After this judgment, sensing vindication of their campaign against the so-called ‘love jihad‘, Uttar Pradesh Chief Minister Yogi Adityanath and other BJP leaders are now talking about an anti-conversion law for their states.
However, is there something wrong with Hindus and Muslims marrying each other?
I don’t think any person with a liberal view and an open mind would actually oppose inter-faith marriage. It is, after all, a personal choice. In fact, inter-faith marriages play an important role in socio-cultural assimilation of a community, and facilitate better integration in society.
In times like these, with ever-increasing polarisation and faultlines in societies, we need more and more of inter-faith marriages, which are also recognised as human rights under Article 16 of the Universal Declaration of Human Rights.
Personal laws obstruct personal choice
There have been instances where some men have concealed their religious identity before marrying women of other religions. However, these instances are sporadic and cannot be termed as a ‘conspiracy’ or ‘love jihad‘.
Should governments have a say in who we marry? At first glance, a sensible answer would be ‘no’.
Now, let me tweak this question a little bit. Should centuries-old, gender-biased, religious personal laws, based on morals of different times and spaces, influence or dictate our personal choices? Or should our choices be protected and guided by a modern, gender-neutral law? I know the answer and I know you know it too.
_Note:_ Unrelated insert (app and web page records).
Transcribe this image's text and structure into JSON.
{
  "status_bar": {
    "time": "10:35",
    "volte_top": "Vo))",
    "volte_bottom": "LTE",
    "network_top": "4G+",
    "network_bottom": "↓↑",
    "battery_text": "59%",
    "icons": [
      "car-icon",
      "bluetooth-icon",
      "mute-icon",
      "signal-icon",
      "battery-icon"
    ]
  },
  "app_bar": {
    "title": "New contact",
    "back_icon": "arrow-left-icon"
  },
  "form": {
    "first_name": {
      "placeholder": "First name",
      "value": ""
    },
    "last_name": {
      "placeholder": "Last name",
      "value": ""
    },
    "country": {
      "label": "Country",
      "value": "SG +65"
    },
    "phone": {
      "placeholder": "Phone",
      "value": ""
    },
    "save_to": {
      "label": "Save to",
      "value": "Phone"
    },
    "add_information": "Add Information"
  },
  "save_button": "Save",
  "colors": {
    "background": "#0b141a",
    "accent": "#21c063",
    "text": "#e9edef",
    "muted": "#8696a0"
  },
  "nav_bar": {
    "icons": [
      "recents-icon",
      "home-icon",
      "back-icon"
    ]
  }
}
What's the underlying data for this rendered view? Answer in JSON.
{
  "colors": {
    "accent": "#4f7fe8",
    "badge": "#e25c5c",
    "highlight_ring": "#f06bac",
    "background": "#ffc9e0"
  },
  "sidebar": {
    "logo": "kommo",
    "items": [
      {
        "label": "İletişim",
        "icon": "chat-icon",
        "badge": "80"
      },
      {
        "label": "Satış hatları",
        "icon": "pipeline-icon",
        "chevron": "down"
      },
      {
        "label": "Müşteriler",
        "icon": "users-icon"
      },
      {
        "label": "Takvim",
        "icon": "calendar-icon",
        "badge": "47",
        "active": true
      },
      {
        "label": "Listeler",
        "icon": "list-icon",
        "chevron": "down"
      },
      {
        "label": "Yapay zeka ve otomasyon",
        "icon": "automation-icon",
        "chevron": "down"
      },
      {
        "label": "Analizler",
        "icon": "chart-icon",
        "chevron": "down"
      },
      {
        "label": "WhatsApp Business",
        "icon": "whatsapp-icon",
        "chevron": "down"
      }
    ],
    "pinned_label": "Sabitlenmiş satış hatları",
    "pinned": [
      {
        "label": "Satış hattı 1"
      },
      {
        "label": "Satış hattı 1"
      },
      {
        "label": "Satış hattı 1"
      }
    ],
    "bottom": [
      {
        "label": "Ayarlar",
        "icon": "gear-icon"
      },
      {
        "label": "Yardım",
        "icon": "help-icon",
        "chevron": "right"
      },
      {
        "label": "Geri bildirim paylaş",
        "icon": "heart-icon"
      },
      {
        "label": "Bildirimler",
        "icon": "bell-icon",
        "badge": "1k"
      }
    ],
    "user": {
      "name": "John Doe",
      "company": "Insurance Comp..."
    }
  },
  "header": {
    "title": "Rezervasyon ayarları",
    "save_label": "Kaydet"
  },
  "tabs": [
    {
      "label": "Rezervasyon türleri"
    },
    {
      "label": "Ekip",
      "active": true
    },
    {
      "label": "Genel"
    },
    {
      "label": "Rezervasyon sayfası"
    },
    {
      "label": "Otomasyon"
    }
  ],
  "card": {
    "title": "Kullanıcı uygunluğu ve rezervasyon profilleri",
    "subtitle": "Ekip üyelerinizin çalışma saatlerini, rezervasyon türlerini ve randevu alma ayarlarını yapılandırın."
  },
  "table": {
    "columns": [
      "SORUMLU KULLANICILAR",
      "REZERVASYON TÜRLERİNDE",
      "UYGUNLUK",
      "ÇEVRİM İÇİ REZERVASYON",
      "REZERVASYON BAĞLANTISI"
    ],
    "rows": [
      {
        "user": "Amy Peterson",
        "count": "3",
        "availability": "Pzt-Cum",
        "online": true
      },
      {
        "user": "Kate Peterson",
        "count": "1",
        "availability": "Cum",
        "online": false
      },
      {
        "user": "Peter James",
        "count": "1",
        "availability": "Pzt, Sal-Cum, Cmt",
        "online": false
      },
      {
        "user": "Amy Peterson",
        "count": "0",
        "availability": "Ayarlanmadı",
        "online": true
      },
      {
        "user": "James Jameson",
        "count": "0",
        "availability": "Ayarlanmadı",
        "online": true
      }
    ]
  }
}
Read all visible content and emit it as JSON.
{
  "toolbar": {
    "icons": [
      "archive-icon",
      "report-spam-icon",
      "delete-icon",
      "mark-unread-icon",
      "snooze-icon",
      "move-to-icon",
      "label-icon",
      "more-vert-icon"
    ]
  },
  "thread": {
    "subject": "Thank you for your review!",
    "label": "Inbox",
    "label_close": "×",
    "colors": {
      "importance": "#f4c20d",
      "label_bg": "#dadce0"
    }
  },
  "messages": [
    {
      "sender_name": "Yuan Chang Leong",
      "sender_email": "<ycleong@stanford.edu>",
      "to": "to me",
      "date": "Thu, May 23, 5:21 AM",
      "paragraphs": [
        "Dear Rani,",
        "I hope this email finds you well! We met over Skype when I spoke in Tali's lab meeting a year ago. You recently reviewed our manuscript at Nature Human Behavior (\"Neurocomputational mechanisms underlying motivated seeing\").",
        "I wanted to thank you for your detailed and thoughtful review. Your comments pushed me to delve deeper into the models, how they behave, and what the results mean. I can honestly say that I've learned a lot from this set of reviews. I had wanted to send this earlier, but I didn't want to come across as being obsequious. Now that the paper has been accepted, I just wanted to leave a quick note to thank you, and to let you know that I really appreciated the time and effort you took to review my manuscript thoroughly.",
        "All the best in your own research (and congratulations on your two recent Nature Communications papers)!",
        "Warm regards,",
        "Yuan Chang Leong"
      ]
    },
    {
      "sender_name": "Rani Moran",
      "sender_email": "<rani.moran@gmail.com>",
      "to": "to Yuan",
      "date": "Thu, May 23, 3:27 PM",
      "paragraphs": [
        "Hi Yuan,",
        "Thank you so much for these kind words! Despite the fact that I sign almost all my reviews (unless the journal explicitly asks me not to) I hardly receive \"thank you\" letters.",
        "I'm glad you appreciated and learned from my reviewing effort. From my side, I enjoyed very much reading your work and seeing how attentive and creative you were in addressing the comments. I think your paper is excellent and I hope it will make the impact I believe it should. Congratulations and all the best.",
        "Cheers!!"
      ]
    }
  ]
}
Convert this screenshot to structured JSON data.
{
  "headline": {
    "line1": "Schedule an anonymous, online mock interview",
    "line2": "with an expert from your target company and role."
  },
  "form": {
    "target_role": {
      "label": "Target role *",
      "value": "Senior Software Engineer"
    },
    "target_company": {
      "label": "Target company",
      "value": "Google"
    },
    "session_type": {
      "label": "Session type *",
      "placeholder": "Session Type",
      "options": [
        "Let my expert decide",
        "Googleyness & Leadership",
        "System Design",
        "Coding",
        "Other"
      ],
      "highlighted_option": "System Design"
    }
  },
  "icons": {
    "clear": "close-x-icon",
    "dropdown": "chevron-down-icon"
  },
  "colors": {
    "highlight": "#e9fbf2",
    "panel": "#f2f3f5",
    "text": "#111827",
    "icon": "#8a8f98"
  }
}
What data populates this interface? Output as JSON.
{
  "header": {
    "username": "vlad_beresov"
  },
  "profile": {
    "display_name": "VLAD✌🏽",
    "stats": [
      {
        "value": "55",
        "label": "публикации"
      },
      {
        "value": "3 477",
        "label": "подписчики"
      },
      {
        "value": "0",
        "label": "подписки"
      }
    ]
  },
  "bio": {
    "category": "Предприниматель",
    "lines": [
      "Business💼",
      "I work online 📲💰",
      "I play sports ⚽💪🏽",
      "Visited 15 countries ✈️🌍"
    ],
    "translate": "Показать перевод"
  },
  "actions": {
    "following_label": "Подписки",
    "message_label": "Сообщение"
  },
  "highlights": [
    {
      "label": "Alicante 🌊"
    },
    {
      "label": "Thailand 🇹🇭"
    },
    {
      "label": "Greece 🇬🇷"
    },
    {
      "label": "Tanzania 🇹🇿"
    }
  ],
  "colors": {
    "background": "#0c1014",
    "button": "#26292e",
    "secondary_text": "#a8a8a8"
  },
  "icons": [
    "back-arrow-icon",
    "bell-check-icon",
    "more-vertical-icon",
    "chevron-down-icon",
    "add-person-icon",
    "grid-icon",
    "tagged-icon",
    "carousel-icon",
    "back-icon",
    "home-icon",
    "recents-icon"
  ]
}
Let me give you an example — in 2019, the Supreme Court had observed that a marriage of a Hindu women with a Muslim man is not “regular or void” and the wife can’t inherit husband’s property. For certain, the government should have no role in personal choices of an individual; it should facilitate the fulfilment of their choices.
A good example of that would be the Special Marriages Act, which liberates individuals from traditional requirements of a religion. Similarly, personal laws should also be rectified and amended to ensure gender neutrality and fulfilment of human rights, as was done in case of Hindu Marriage Act, 1956. Unfortunately, it could not be replicated in case of other religions, particularly Islam, due to lack of political will.
What do statistics say about inter-faith marriages in India? First, state governments in India do not keep a separate record of inter-faith marriages. In 2005, the Indian Human Development Survey (IHDS), organised by the University of Maryland in the US and the National Council of Applied Economic Research (NCAER), noted that 2.21 per cent of all women between age of 15-49 had married outside their religion.
This is not a significant number and shows how personal laws influence, or rather obstruct, personal choices. It also shows how the Special Marriages Act is not as facilitating as it should be. It should be made simpler and provisions like issuing public notice one month before registration, which also includes the address of couple, should either be amended or done away with.
Instead of waiting for the court’s intervention, in my opinion, the government should move forward with either a piecemeal approach by reforming personal laws, like it did in the case of triple talaq, or it should build consensus and go for a uniform civil code — of course, with provisions for preservation of culture of tribal citizens.
Rajneesh Pandey is a student of Delhi University.